◆ **Exercise requirements**: Examine the records and identify each line that includes the string "Specs". Copy those lines.

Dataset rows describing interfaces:
§
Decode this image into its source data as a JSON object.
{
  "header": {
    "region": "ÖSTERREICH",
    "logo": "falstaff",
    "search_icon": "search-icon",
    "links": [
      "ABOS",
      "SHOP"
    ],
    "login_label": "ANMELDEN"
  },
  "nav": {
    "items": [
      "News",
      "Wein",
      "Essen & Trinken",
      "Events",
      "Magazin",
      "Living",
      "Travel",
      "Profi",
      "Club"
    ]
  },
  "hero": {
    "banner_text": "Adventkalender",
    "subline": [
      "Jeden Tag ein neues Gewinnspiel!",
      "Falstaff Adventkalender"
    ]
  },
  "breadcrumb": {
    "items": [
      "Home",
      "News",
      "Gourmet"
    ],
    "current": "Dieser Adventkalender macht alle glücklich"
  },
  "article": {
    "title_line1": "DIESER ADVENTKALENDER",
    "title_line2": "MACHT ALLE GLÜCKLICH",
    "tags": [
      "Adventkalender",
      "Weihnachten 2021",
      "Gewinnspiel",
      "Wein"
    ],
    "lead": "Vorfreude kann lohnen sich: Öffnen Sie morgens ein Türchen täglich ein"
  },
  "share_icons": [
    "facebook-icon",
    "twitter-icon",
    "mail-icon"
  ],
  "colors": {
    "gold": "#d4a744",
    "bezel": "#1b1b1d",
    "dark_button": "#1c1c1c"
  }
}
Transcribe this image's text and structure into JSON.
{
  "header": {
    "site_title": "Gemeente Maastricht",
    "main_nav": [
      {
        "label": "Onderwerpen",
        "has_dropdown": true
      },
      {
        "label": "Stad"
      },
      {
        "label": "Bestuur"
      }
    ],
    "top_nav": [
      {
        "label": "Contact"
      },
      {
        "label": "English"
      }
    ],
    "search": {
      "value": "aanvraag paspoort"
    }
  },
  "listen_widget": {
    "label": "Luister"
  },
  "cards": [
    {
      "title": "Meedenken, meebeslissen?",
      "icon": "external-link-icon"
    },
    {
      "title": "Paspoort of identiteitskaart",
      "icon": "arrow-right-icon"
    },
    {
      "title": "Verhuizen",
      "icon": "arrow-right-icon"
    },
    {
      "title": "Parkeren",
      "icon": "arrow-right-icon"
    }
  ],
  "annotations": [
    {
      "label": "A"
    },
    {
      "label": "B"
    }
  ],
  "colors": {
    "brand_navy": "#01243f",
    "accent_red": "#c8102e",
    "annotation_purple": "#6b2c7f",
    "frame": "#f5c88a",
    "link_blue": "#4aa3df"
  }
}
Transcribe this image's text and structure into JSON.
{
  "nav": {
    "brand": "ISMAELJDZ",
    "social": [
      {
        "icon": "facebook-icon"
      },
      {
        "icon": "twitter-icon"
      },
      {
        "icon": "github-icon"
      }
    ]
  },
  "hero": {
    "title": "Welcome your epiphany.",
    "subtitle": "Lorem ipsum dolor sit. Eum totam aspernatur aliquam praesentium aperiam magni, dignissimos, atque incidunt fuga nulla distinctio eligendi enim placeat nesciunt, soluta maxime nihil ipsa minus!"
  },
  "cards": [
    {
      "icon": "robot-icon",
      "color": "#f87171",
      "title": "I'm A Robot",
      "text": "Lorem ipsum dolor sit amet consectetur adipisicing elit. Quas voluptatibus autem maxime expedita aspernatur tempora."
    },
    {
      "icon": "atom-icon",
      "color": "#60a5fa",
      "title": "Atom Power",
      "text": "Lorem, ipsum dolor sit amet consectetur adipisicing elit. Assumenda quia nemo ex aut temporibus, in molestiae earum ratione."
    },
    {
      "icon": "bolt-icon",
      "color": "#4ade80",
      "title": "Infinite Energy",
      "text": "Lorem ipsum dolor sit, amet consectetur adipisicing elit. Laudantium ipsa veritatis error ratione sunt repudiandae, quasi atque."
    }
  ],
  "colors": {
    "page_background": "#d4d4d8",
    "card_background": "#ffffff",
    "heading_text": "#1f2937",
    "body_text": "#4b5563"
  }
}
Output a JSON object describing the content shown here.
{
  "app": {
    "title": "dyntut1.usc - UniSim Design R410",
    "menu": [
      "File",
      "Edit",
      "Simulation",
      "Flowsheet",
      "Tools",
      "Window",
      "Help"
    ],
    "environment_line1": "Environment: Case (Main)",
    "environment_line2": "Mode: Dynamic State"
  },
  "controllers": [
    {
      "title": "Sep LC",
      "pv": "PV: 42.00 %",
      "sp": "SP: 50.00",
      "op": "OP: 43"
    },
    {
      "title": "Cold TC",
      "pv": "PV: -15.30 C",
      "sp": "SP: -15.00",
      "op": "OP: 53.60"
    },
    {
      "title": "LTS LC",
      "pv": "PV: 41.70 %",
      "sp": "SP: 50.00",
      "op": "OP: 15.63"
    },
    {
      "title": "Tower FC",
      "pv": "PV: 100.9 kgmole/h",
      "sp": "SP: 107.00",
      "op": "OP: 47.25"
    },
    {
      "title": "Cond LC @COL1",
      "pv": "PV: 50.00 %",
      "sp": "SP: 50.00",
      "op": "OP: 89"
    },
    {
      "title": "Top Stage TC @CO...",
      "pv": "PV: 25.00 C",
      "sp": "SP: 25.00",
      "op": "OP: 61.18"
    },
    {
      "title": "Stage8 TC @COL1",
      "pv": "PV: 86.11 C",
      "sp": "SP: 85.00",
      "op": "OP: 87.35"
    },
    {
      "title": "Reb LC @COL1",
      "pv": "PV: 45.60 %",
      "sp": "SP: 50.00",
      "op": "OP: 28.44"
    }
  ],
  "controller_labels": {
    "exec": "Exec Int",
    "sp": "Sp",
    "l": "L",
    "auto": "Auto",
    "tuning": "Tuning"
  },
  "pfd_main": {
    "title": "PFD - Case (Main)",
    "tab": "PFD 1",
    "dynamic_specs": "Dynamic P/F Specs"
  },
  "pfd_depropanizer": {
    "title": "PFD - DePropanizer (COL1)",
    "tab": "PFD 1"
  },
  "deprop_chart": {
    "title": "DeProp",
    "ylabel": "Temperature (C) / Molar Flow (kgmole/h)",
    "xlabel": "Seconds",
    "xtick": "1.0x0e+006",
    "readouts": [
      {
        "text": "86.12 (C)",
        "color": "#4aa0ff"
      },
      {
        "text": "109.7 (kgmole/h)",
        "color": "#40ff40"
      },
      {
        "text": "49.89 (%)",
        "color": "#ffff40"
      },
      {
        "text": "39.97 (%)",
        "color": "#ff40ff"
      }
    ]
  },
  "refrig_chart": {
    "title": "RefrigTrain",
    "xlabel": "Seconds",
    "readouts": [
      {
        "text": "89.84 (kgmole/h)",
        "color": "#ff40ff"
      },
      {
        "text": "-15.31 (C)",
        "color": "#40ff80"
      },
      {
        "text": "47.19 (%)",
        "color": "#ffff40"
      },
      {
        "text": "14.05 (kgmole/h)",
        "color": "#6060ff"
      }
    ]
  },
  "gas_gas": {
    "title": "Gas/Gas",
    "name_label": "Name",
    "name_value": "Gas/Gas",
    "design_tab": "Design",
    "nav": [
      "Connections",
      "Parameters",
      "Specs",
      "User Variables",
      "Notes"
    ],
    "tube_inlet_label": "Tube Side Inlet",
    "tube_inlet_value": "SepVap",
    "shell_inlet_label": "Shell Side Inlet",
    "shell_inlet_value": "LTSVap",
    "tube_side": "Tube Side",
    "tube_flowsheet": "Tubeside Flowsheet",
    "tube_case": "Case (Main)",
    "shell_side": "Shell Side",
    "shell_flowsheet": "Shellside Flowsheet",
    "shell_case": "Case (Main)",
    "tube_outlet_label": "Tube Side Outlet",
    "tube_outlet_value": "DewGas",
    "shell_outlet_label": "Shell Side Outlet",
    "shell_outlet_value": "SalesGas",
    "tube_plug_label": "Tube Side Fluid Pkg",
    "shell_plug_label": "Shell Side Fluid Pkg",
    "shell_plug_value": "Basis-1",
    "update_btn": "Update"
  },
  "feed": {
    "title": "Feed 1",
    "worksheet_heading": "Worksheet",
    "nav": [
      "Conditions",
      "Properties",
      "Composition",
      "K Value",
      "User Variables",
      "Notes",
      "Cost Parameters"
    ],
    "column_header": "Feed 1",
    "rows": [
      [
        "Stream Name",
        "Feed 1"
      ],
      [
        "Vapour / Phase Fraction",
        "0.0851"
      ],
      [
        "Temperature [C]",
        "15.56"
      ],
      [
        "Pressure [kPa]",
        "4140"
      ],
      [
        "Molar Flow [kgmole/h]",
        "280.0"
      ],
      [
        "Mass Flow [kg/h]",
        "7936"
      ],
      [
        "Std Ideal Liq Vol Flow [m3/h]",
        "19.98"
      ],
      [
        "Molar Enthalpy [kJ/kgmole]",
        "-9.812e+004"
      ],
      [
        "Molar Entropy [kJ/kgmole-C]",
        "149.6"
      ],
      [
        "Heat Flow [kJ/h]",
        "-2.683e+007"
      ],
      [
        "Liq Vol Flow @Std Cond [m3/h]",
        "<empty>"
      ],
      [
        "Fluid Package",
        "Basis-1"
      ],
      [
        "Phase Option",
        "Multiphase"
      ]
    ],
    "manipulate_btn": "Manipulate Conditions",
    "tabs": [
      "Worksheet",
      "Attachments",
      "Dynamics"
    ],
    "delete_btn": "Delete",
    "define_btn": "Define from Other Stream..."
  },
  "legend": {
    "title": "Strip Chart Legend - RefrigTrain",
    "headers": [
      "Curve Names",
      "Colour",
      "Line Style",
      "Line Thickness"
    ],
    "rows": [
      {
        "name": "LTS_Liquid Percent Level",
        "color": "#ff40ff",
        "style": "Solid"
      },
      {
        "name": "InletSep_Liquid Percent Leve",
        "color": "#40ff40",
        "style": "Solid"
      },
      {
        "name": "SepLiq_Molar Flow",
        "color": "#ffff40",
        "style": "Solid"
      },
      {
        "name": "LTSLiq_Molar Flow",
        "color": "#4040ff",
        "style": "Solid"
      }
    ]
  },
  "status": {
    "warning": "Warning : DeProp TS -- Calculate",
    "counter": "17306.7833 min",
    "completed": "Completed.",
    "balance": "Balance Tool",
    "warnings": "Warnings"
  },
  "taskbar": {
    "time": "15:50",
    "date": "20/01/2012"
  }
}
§
◆ **Solution to the problem**:
    "dynamic_specs": "Dynamic P/F Specs"
      "Specs",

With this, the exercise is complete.